Please make an exact copy of the listing, without the pictures.

Data for this exercise.
▬▬▬▬▬▬

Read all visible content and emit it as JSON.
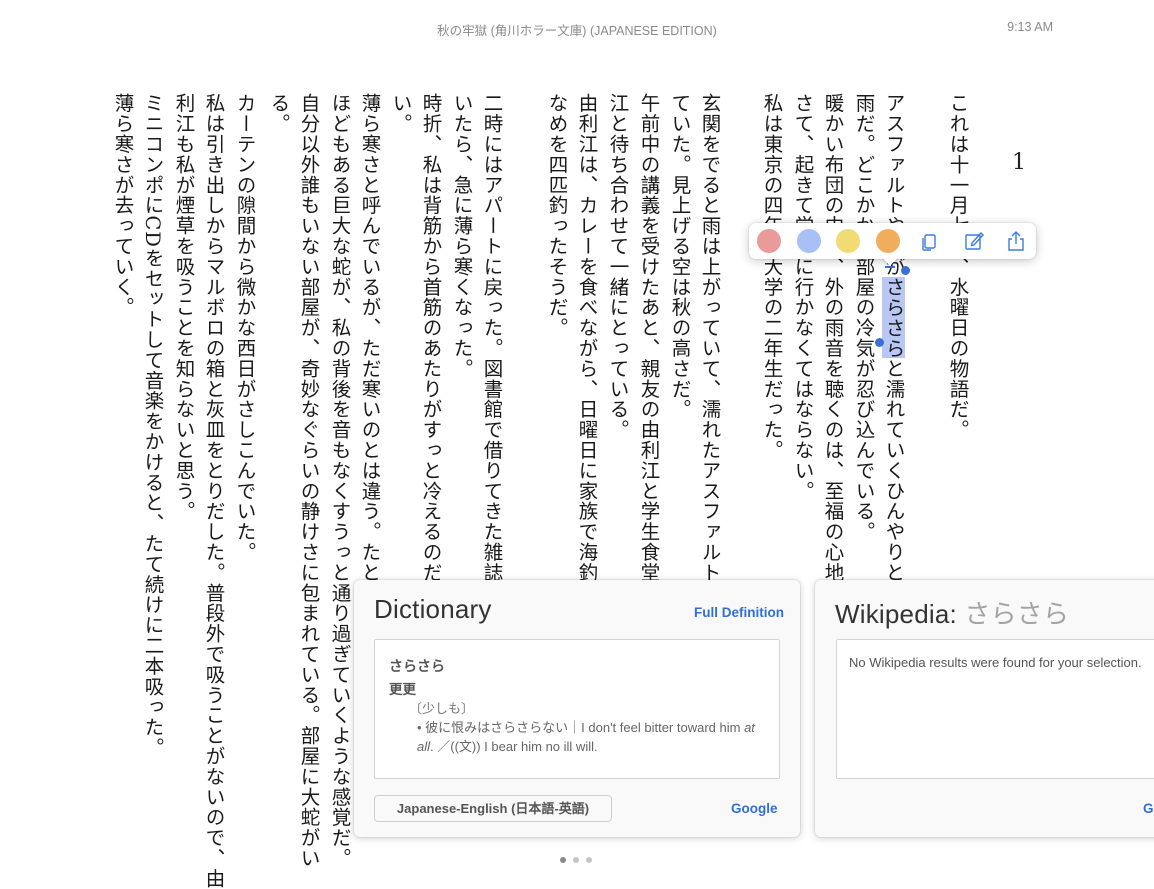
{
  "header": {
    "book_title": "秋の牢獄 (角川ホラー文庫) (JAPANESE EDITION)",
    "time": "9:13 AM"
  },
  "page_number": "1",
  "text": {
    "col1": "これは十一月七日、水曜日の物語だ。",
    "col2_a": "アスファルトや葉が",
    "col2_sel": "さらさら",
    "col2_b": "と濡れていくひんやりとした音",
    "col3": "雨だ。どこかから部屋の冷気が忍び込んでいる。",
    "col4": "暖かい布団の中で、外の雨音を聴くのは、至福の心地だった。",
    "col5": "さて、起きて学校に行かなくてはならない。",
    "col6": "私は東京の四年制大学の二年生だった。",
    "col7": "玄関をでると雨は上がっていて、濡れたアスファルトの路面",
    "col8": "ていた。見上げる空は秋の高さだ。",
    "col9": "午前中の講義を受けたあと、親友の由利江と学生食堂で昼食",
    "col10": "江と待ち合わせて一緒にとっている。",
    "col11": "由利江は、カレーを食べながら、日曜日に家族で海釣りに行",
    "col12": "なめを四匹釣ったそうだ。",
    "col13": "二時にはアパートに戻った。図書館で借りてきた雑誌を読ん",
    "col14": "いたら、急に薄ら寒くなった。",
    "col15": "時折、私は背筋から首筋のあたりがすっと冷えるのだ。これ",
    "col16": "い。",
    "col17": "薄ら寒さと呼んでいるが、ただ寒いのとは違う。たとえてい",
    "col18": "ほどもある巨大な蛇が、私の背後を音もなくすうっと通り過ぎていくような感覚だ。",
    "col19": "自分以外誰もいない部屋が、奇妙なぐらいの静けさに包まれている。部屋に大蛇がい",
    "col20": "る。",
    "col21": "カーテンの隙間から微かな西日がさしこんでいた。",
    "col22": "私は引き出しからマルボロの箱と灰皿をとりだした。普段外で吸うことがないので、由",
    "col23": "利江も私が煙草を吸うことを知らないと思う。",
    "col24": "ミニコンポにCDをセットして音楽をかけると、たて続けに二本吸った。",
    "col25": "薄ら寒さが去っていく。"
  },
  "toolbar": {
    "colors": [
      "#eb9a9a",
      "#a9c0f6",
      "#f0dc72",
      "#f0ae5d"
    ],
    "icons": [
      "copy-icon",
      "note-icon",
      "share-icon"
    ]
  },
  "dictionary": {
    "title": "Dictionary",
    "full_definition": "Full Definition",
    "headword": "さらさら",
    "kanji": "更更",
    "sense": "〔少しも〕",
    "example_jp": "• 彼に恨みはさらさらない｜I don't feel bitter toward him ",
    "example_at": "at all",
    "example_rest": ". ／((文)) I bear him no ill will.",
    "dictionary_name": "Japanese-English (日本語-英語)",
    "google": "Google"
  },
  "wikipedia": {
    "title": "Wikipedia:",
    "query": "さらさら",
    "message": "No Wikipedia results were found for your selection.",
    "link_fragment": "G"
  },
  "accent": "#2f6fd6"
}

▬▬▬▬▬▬

Written answer.
Read all visible content and emit it as JSON.
{
  "header": {
    "book_title": "秋の牢獄 (角川ホラー文庫) (JAPANESE EDITION)",
    "time": "9:13 AM"
  },
  "page_number": "1",
  "text": {
    "col1": "これは十一月七日、水曜日の物語だ。",
    "col2_a": "アスファルトや葉が",
    "col2_sel": "さらさら",
    "col2_b": "と濡れていくひんやりとした音",
    "col3": "雨だ。どこかから部屋の冷気が忍び込んでいる。",
    "col4": "暖かい布団の中で、外の雨音を聴くのは、至福の心地だった。",
    "col5": "さて、起きて学校に行かなくてはならない。",
    "col6": "私は東京の四年制大学の二年生だった。",
    "col7": "玄関をでると雨は上がっていて、濡れたアスファルトの路面",
    "col8": "ていた。見上げる空は秋の高さだ。",
    "col9": "午前中の講義を受けたあと、親友の由利江と学生食堂で昼食",
    "col10": "江と待ち合わせて一緒にとっている。",
    "col11": "由利江は、カレーを食べながら、日曜日に家族で海釣りに行",
    "col12": "なめを四匹釣ったそうだ。",
    "col13": "二時にはアパートに戻った。図書館で借りてきた雑誌を読ん",
    "col14": "いたら、急に薄ら寒くなった。",
    "col15": "時折、私は背筋から首筋のあたりがすっと冷えるのだ。これ",
    "col16": "い。",
    "col17": "薄ら寒さと呼んでいるが、ただ寒いのとは違う。たとえてい",
    "col18": "ほどもある巨大な蛇が、私の背後を音もなくすうっと通り過ぎていくような感覚だ。",
    "col19": "自分以外誰もいない部屋が、奇妙なぐらいの静けさに包まれている。部屋に大蛇がい",
    "col20": "る。",
    "col21": "カーテンの隙間から微かな西日がさしこんでいた。",
    "col22": "私は引き出しからマルボロの箱と灰皿をとりだした。普段外で吸うことがないので、由",
    "col23": "利江も私が煙草を吸うことを知らないと思う。",
    "col24": "ミニコンポにCDをセットして音楽をかけると、たて続けに二本吸った。",
    "col25": "薄ら寒さが去っていく。"
  },
  "toolbar": {
    "colors": [
      "#eb9a9a",
      "#a9c0f6",
      "#f0dc72",
      "#f0ae5d"
    ],
    "icons": [
      "copy-icon",
      "note-icon",
      "share-icon"
    ]
  },
  "dictionary": {
    "title": "Dictionary",
    "full_definition": "Full Definition",
    "headword": "さらさら",
    "kanji": "更更",
    "sense": "〔少しも〕",
    "example_jp": "• 彼に恨みはさらさらない｜I don't feel bitter toward him ",
    "example_at": "at all",
    "example_rest": ". ／((文)) I bear him no ill will.",
    "dictionary_name": "Japanese-English (日本語-英語)",
    "google": "Google"
  },
  "wikipedia": {
    "title": "Wikipedia:",
    "query": "さらさら",
    "message": "No Wikipedia results were found for your selection.",
    "link_fragment": "G"
  },
  "accent": "#2f6fd6"
}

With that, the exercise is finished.